This paper investigates the microeconomic origins of aggregate economic fluctuations in Europe. It examines the relevance of idiosyncratic shocks at the top 100 large firms (the granular shocks) in explaining aggregate macroeconomic fluctuations. The paper also assesses the strength of spillovers from large firms onto SMEs. Using firm-level data covering over 14 million firms and eight european countries (Austria, Belgium, Finland, France, Germany, Italy, Portugal and Spain), we find that: (i) 40 percent of the variance in GDP in the sample can be explained by idiosyncratic shocks at large firms; (ii) positive granular shocks at large firms spill over to domestic SMEs’ output, especially if SMEs’ balance sheets are healthy and if SMEs belong to the services and manufacturing sectors.

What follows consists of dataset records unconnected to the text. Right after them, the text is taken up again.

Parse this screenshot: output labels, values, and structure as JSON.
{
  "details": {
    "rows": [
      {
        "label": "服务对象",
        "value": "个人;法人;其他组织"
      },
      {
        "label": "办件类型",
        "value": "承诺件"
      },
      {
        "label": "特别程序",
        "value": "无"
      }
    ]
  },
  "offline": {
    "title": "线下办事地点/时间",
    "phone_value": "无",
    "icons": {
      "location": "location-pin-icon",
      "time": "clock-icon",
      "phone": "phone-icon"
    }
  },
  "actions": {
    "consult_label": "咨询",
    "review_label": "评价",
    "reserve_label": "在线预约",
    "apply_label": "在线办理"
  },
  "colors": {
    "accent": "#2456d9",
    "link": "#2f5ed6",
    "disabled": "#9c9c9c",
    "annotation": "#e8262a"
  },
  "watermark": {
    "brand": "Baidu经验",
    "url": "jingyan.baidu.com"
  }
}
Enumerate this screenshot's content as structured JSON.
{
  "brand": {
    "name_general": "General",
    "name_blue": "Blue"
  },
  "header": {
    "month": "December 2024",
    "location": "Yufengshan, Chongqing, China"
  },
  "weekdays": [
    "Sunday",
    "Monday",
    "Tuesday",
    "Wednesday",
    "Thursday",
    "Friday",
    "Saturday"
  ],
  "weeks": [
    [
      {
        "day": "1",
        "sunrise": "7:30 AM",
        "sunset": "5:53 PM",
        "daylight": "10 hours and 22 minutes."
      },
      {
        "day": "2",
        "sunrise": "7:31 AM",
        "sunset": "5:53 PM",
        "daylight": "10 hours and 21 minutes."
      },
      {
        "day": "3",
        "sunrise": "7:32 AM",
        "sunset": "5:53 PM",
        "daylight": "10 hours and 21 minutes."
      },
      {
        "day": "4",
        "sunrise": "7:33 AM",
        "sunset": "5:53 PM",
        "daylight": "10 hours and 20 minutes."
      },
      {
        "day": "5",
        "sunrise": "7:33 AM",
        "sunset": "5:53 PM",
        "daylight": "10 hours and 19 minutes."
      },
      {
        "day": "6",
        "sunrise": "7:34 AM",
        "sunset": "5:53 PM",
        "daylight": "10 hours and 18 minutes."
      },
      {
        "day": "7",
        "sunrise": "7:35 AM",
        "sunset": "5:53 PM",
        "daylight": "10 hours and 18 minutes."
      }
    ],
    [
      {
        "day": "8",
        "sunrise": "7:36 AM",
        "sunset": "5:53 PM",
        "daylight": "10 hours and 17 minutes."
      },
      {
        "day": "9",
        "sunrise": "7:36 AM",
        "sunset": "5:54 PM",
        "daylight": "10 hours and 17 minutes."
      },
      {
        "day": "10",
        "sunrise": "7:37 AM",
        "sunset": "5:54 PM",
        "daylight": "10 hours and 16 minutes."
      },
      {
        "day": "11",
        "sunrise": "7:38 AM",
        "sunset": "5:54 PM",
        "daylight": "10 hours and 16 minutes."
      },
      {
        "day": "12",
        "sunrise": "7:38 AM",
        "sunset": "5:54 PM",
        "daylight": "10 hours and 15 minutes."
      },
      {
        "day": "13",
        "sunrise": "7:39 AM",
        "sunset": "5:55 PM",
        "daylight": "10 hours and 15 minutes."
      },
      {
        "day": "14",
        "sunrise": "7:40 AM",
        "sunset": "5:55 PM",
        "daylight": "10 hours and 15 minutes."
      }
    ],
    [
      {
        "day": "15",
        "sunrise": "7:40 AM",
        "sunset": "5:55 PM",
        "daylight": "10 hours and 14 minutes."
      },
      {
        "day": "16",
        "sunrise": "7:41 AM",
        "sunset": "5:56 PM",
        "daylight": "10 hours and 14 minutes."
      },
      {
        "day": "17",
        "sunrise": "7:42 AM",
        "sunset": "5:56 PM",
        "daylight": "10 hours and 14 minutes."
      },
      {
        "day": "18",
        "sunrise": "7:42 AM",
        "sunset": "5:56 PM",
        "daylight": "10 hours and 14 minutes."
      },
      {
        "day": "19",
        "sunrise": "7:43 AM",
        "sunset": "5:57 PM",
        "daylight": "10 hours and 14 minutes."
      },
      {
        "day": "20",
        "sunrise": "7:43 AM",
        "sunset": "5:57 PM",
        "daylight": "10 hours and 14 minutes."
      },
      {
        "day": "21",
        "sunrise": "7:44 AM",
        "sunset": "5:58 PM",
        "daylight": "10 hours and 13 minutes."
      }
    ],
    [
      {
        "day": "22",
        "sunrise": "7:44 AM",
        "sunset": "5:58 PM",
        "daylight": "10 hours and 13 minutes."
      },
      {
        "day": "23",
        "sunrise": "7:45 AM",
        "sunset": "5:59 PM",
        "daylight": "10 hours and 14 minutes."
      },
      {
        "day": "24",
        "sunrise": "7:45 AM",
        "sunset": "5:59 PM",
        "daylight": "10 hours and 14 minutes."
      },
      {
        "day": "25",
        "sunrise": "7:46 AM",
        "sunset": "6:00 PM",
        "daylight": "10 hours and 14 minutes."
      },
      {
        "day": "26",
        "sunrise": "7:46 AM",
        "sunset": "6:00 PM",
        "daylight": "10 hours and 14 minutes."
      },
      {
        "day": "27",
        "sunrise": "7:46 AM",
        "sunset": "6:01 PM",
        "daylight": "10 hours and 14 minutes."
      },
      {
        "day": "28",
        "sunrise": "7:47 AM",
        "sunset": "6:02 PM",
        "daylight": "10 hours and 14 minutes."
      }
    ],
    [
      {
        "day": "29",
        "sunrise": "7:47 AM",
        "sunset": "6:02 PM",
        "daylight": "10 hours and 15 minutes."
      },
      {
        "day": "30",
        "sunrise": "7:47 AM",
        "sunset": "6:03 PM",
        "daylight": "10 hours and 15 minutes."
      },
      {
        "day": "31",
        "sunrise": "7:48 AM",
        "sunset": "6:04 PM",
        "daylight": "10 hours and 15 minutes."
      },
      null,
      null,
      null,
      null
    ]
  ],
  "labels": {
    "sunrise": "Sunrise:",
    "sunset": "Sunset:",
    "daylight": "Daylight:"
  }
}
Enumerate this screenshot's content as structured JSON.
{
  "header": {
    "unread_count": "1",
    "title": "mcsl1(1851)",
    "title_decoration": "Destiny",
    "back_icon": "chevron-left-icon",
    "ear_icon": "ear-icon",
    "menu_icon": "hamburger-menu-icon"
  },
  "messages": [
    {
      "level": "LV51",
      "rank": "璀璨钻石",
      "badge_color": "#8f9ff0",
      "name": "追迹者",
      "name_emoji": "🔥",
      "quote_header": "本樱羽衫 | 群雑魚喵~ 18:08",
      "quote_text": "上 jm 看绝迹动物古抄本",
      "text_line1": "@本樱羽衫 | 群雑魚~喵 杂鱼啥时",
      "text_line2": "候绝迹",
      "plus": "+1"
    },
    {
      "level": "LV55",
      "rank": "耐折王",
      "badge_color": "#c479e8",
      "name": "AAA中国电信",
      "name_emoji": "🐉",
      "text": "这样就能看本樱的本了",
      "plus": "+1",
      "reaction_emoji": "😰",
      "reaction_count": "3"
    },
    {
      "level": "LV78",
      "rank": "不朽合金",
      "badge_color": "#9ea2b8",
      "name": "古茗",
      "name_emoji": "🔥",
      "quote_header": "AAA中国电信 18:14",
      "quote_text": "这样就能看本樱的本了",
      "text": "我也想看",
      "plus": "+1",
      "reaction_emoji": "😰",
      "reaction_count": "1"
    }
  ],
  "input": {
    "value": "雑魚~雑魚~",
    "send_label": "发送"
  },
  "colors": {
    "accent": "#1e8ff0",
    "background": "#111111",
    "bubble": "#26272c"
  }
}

State-owned enterprises (SOEs) play an important role in Emerging Europe’s economies, notably in the energy and transport sectors. Based on a new firm-level dataset, this paper reviews the SOE landscape, assesses SOE performance across countries and vis-à-vis private firms, and evaluates recent SOE governance reform experience in 11 Emerging European countries, as well as Sweden as a benchmark. Profitability and efficiency of resource allocation of SOEs lag those of private firms in most sectors, with substantial cross-country variation. Poor SOE performance raises three main risks: large and risky contingent liabilities could stretch public finances; sizeable state ownership of banks coupled with poor governance could threaten financial stability; and negative productivity spillovers could affect the economy at large. SOE governance frameworks are partly weak and should be strengthened along three lines: fleshing out a consistent ownership policy; giving teeth to financial oversight; and making SOE boards more professional.
This Selected Issues paper examines the vulnerability of firms in Malta and investigates the effect of their balance sheets on investment in innovation. The results indicate that, while the financial health of medium and large firms has improved in recent years, vulnerabilities remain in the construction sector and for small and medium enterprises. Firms with weaker balance sheets tend to invest less in innovation, even during good times. Policy implications call for (1) accelerating the restructuring of corporate balance sheets of highly leveraged but viable firms, (2) improving the insolvency framework to allow a fast exit of nonviable companies, and (3) expanding corporate funding options for small and medium enterprises, including via nonbank financing alternatives.
This paper examines innovation, deregulation, and firm dynamics over the life cycle of the U.S. ATM and debit card industry. In doing so, we construct a dynamic equilibrium model to study how a major product innovation (introducing the new debit card function) interacted with banking deregulation drove the industry shakeout. Calibrating the model to a novel dataset on ATM network entry, exit, size, and product offerings shows that our theory fits the quantitative pattern of the industry well. The model also allows us to conduct counterfactual analyses to evaluate the respective roles that innovation and deregulation played in the industry evolution.